In 1991, a group of 20 soccer teams in England entered into an agreement to break away from the existing English Football League and form their own, independent league. They wanted freedom from the lower-level teams so that they could take advantage of increased revenue from TV and sponsorship deals (and not have to share their profits with the smaller teams). In the Fall of 1992, the English Premier League was born, with the freedom to negotiate its own TV broadcast rights and sponsorship deals.
Fast-forward nearly 20 years, and the EPL has become the most watched and most lucrative soccer league in the world. Its current TV broadcast deal is worth £3.2 billion (over $5 billion US), which according to Premier League rules will be shared equally by each of the league’s 20 teams. Yes, Norwich City will be getting the same slice of the pie as Manchester United. Seem unfair? Executives at Liverpool agree with you.

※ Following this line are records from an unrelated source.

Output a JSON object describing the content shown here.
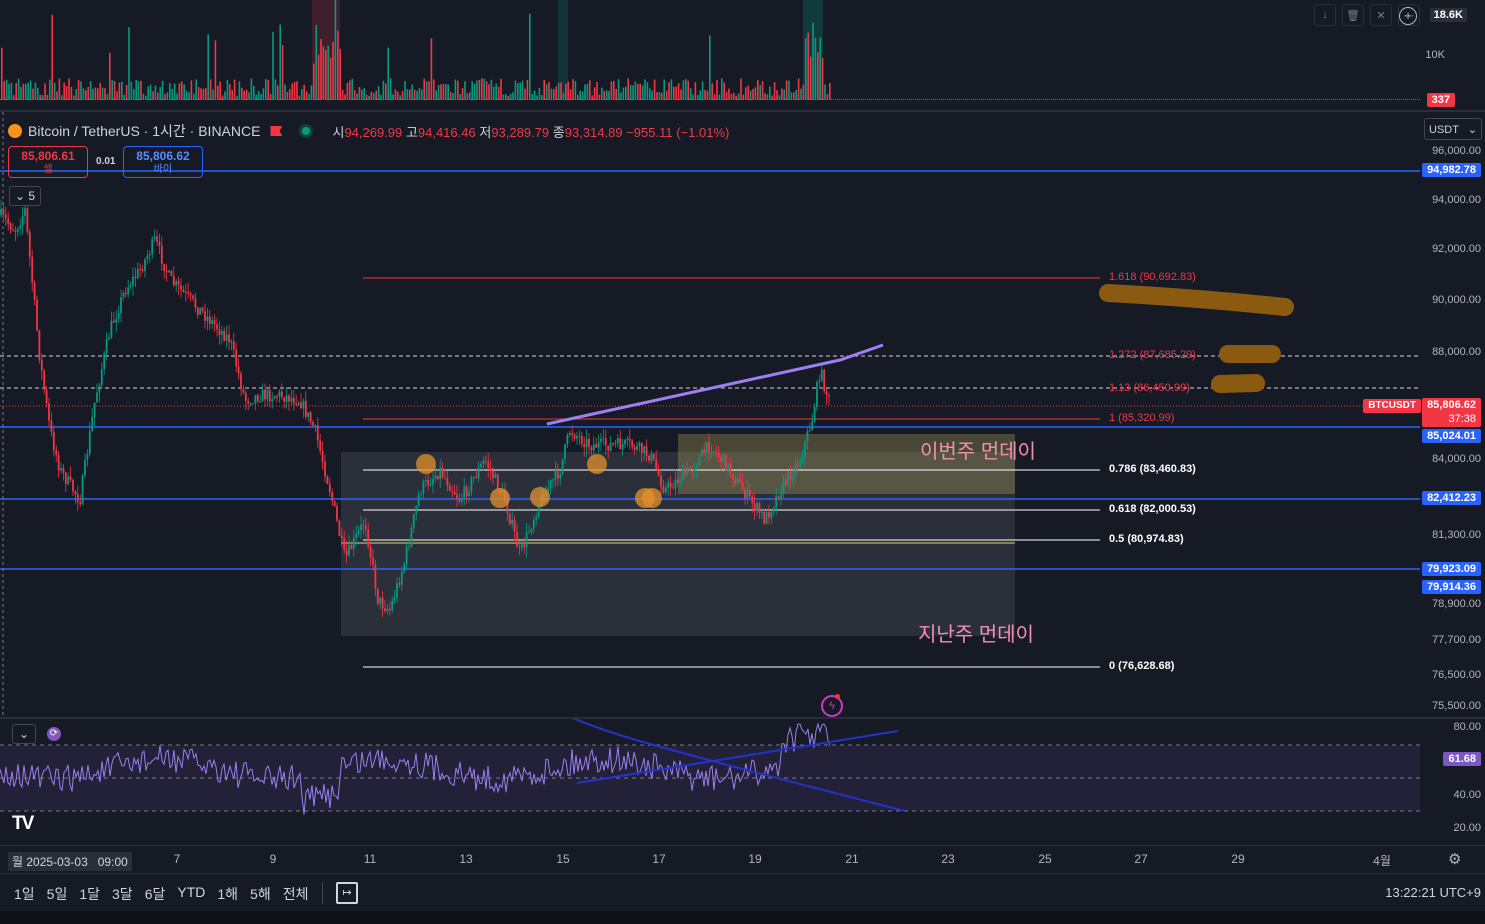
{
  "volume": {
    "labels": [
      "18.6K",
      "10K"
    ],
    "last_value": "337"
  },
  "legend": {
    "title": "Bitcoin / TetherUS · 1시간 · BINANCE",
    "o_label": "시",
    "o": "94,269.99",
    "h_label": "고",
    "h": "94,416.46",
    "l_label": "저",
    "l": "93,289.79",
    "c_label": "종",
    "c": "93,314.89",
    "change": "−955.11 (−1.01%)",
    "currency": "USDT",
    "indicator_count": "5"
  },
  "trade": {
    "sell_price": "85,806.61",
    "sell_label": "셀",
    "spread": "0.01",
    "buy_price": "85,806.62",
    "buy_label": "바이"
  },
  "price_axis": [
    "96,000.00",
    "94,000.00",
    "92,000.00",
    "90,000.00",
    "88,000.00",
    "86,000.00",
    "84,000.00",
    "81,300.00",
    "80,100.00",
    "78,900.00",
    "77,700.00",
    "76,500.00",
    "75,500.00"
  ],
  "price_tags": {
    "level1": "94,982.78",
    "symbol": "BTCUSDT",
    "last": "85,806.62",
    "countdown": "37:38",
    "level2": "85,024.01",
    "level3": "82,412.23",
    "level4": "79,923.09",
    "level5": "79,914.36"
  },
  "fib": [
    {
      "label": "1.618 (90,692.83)"
    },
    {
      "label": "1.272 (87,685.29)"
    },
    {
      "label": "1.13 (86,450.99)"
    },
    {
      "label": "1 (85,320.99)"
    },
    {
      "label": "0.786 (83,460.83)"
    },
    {
      "label": "0.618 (82,000.53)"
    },
    {
      "label": "0.5 (80,974.83)"
    },
    {
      "label": "0 (76,628.68)"
    }
  ],
  "annotations": {
    "this_week": "이번주 먼데이",
    "last_week": "지난주 먼데이"
  },
  "rsi": {
    "axis": [
      "80.00",
      "40.00",
      "20.00"
    ],
    "value": "61.68"
  },
  "dates": [
    "월 2025-03-03   09:00",
    "7",
    "9",
    "11",
    "13",
    "15",
    "17",
    "19",
    "21",
    "23",
    "25",
    "27",
    "29",
    "4월"
  ],
  "timeframes": [
    "1일",
    "5일",
    "1달",
    "3달",
    "6달",
    "YTD",
    "1해",
    "5해",
    "전체"
  ],
  "clock": "13:22:21 UTC+9",
  "colors": {
    "bg": "#161a25",
    "blue": "#2962ff",
    "red": "#f23645",
    "green": "#089981",
    "purple": "#9c7ff0"
  }
}
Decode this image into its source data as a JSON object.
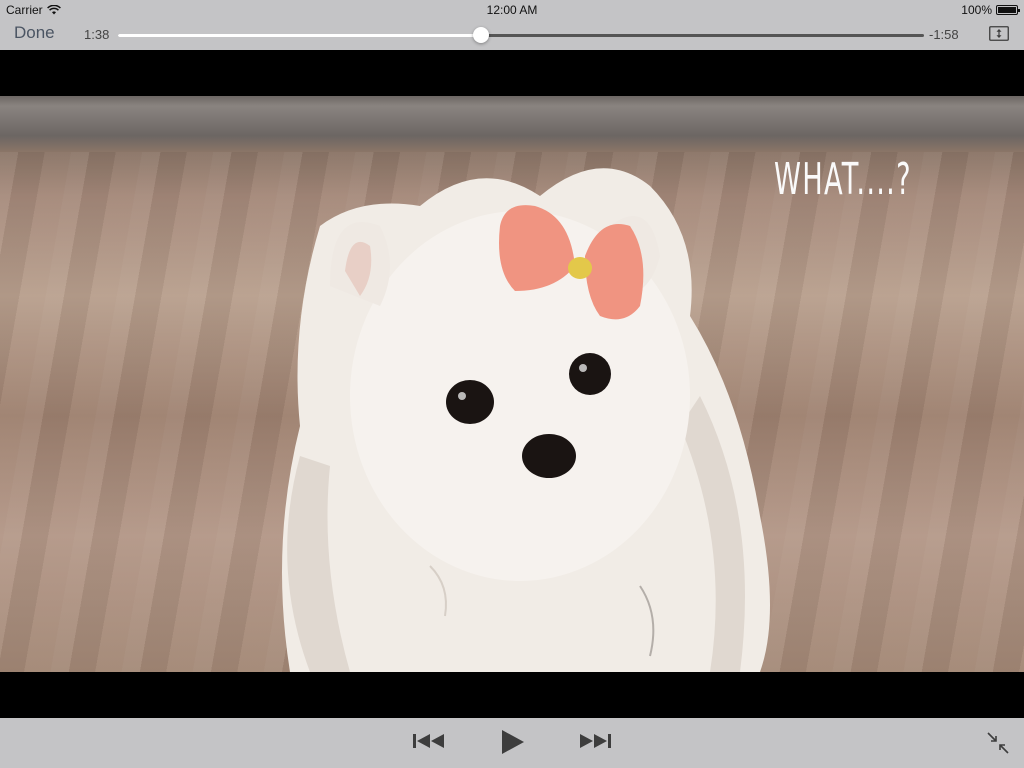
{
  "status_bar": {
    "carrier": "Carrier",
    "time": "12:00 AM",
    "battery_percent": "100%"
  },
  "player": {
    "done_label": "Done",
    "elapsed": "1:38",
    "remaining": "-1:58",
    "progress_fraction": 0.45
  },
  "video": {
    "caption": "WHAT....?"
  },
  "controls": {
    "previous_icon": "skip-back-icon",
    "play_icon": "play-icon",
    "next_icon": "skip-forward-icon",
    "exit_fullscreen_icon": "minimize-icon",
    "aspect_icon": "aspect-fill-icon"
  },
  "colors": {
    "bar_background": "#c4c4c6",
    "control_tint": "#4b5563",
    "letterbox": "#000000"
  }
}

This week, Liverpool Director Ian Ayre has been quoted as saying that he is in favor of each club selling its own TV rights rather than sharing them equally with the other teams. He is suggesting a system similar to Spain‘s La Liga, where each team is able to sell its own TV rights. It’s a great deal for teams like Barcelona and Real Madrid, who increase their wealth with huge TV earnings. Not so great for teams like Levante, who lack the international appeal of players like Cristiano Ronaldo and Lionel Messi.
Ayre told the UK newspaper The Guardian that failing to keep up financially with leagues like La Liga could eventually mean the end of the Premier League.
“What we are actually doing is disadvantaging ourselves against other big European clubs. If Real Madrid or Barcelona or other big European clubs have the opportunity to realise their international media value potential, where does that leave Liverpool and Manchester United? The whole phenomenon of the Premier League could be threatened.“
It has become increasingly clear in the past few seasons that many of the world’s top players will follow the money, and Ayre is concerned that the EPL will lose more and more players to Spain as the gulf in wealth increases. Without marquee players, the EPL’s top teams will struggle to compete in the Champions League, and the EPL will eventually lose its status as an elite league.
Teams like Manchester United, Liverpool, Chelsea, Arsenal, and even up-and-coming Manchester City have a lot to gain by a deal like this, because they will command top dollar for their TV rights. But what about teams like Norwich? Like Stoke? Where will a deal like this leave them? If anything can be learned from Spain, it’s that when the teams negotiate their own TV rights deals, the rich get richer and the poor, well, they stay poor. La Liga is generally seen as a two-horse race, a yearly battle between Barca and Madrid. The gap between them and the rest of the teams is large, and continues to grow. Right now, the EPL is the most competitive elite league in Europe, but that won’t last long if Ayre has his way.
Ayre’s plan will undoubtedly make a lot of money for the top five or six teams in England, which will allow them to compete with the rest of Europe’s elite. But in doing so, will he actually destroy the Premier League, the very thing he is claiming to try to save?